All of this, combined with underlying-PWA mechanisms (ServiceWorkers and Add to home screen), makes the web a more suitable platform to work on that closed native platforms.
But the web shouldn’t be chasing the native rainbow, as we shouldn’t look only at hardware access to compare it to native application. The web is, and need to keep being:
The talk represented everything that I love about the web, which is a wonderful platform that top or even outperform native applications, if you look at the correct metrics. On this subject, I also encourage you to read Henrik Joreteg’s “Betting on the Web”.
()+! characters. I don’t have enough space to explain it here, but the talk was really nicely done and provided a fresh bowl of air just before lunch 😀.
By Mark Nadal
Mark Nadal is the creator of the GunDB library, and claimed to take us on a journey to write an entire database in 30 minutes. He then went through a bunch of already written code which he explained at a very high speed. I wish I could understand everything that was going on during this talk. The presenter was very enthusiastic but maybe the subject was too broad to fit in ~30mn, which made Mark rush through his code. He even did a lightning talk the day after to explain a concept more in detail, but again, this was too technical for me to understand. At least I came home with some concepts to look at (Radix tree, CRDT, …), and I hope to be able to get my hand on GunDB to grasp the concept behind it because it looks awesome.
This talk was closing the conference and had a very different tone that all the other ones. In short, we should be actively fighting the unfair status quo in the tech industry, not look away, be allies, speak up, even more if you are in a situation of privilege. But really, you should read the transcript or watch the video when it’s out, because I can’t express it better than Karolina did in her talk.
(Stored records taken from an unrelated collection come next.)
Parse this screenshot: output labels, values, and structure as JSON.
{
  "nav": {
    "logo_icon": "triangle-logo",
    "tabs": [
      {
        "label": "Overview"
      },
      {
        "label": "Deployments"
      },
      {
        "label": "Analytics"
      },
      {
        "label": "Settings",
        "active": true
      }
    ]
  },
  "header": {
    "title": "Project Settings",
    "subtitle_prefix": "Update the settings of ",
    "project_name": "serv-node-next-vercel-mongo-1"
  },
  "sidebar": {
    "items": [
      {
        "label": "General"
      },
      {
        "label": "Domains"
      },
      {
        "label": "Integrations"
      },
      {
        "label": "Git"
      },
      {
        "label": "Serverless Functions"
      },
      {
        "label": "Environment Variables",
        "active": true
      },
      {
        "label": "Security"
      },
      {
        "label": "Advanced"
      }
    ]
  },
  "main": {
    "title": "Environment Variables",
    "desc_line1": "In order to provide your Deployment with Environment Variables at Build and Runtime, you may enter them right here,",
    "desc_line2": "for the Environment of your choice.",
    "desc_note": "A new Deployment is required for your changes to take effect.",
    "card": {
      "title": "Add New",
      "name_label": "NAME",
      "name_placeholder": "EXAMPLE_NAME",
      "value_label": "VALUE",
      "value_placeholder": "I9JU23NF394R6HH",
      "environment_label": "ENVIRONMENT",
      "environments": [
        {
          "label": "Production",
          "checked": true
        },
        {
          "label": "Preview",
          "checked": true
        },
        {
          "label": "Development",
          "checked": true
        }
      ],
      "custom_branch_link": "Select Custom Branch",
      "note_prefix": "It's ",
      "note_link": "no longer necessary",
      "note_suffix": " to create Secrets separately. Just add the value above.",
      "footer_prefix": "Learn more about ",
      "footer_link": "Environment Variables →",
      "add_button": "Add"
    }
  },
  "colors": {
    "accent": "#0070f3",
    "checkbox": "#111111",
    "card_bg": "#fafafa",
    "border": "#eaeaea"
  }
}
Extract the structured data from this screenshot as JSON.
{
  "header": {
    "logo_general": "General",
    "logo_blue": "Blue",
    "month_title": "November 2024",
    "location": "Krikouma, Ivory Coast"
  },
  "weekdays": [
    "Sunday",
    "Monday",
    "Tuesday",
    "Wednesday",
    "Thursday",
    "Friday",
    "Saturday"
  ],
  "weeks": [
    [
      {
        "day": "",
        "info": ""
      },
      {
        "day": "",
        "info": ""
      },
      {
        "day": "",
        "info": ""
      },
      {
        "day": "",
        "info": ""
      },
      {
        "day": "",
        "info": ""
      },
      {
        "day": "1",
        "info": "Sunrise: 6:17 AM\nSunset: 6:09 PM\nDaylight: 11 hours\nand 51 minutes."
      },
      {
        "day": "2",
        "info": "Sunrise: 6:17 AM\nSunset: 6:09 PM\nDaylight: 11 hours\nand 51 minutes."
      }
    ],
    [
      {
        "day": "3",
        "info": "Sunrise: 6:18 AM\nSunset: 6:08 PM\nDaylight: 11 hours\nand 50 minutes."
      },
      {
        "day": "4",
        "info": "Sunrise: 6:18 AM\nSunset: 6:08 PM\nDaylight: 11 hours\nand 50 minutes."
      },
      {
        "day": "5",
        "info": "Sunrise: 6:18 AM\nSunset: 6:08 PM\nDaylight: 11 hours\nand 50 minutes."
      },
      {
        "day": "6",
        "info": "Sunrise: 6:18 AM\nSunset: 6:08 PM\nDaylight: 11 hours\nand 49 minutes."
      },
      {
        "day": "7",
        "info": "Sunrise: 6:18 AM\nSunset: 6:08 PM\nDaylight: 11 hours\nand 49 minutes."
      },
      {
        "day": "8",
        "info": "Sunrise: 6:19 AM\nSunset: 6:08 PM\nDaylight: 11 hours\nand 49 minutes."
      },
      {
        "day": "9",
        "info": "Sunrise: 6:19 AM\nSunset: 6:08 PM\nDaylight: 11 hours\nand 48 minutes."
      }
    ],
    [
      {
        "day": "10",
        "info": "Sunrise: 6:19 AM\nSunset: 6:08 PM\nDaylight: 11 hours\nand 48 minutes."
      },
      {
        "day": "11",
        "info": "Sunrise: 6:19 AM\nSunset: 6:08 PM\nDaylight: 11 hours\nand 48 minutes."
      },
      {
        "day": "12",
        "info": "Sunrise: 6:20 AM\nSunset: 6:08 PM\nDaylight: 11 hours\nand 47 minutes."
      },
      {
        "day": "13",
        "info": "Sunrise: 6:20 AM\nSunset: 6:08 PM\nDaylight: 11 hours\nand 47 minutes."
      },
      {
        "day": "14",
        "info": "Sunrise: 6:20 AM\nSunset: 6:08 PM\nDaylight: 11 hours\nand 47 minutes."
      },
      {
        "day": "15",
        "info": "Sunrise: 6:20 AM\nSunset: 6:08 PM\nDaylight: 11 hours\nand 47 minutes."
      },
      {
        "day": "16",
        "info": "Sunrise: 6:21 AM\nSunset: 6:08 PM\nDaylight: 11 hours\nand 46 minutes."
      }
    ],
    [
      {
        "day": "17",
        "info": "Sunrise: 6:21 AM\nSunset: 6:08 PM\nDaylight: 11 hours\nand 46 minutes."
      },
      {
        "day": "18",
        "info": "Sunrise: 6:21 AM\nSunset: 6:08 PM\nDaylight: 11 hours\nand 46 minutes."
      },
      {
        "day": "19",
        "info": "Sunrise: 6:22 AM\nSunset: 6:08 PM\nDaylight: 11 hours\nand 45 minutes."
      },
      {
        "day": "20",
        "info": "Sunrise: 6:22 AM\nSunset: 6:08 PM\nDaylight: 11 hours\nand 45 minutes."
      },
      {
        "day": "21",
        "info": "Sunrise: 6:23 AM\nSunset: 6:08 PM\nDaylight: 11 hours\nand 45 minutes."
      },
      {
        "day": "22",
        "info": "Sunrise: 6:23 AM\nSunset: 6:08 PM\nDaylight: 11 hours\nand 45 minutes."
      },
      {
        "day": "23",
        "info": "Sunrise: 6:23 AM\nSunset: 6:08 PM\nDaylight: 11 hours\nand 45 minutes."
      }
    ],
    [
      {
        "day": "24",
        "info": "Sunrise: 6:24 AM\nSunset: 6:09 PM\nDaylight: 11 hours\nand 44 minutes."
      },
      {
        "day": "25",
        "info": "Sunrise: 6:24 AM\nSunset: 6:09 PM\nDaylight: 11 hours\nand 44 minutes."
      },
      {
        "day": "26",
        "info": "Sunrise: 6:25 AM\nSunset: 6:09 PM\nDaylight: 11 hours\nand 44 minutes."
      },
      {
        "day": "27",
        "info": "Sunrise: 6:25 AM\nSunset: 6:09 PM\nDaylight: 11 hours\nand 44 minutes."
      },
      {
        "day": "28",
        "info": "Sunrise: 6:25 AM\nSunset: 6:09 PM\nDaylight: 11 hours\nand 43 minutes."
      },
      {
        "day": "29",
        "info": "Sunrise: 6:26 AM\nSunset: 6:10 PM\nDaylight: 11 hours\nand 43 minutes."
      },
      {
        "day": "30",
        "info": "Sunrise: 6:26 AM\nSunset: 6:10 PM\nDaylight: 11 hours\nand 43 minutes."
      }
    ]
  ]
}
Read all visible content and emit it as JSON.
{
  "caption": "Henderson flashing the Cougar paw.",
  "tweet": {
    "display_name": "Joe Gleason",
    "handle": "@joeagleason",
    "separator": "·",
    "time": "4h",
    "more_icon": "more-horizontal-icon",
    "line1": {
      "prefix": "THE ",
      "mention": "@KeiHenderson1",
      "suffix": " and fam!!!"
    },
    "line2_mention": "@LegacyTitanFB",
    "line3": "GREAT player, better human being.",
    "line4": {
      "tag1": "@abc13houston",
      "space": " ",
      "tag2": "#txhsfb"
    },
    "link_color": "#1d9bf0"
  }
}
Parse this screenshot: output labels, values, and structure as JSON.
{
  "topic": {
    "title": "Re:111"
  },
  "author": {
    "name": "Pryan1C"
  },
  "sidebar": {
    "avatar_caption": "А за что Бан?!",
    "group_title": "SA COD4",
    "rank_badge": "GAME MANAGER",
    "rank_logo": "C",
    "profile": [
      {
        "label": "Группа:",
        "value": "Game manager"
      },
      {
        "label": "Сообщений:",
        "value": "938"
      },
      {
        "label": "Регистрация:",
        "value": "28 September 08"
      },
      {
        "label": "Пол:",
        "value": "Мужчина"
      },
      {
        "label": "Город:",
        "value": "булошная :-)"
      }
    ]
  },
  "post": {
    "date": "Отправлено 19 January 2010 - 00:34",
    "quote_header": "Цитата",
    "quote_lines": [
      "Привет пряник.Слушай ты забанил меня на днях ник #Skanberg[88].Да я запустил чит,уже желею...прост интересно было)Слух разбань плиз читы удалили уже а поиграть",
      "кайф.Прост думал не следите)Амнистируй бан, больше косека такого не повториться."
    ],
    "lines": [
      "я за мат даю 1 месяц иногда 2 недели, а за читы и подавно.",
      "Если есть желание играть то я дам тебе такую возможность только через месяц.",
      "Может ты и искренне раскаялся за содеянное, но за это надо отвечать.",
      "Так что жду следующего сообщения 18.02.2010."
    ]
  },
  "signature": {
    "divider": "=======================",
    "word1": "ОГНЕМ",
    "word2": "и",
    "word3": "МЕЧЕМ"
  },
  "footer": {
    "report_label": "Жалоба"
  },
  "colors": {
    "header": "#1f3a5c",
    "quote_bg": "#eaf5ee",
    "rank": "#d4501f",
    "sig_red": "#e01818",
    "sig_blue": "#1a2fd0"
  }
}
Overall this was a very good first time at a conference for me, and I’m looking forward the next one (if you have suggestions, reach out @nicolaschevobbe)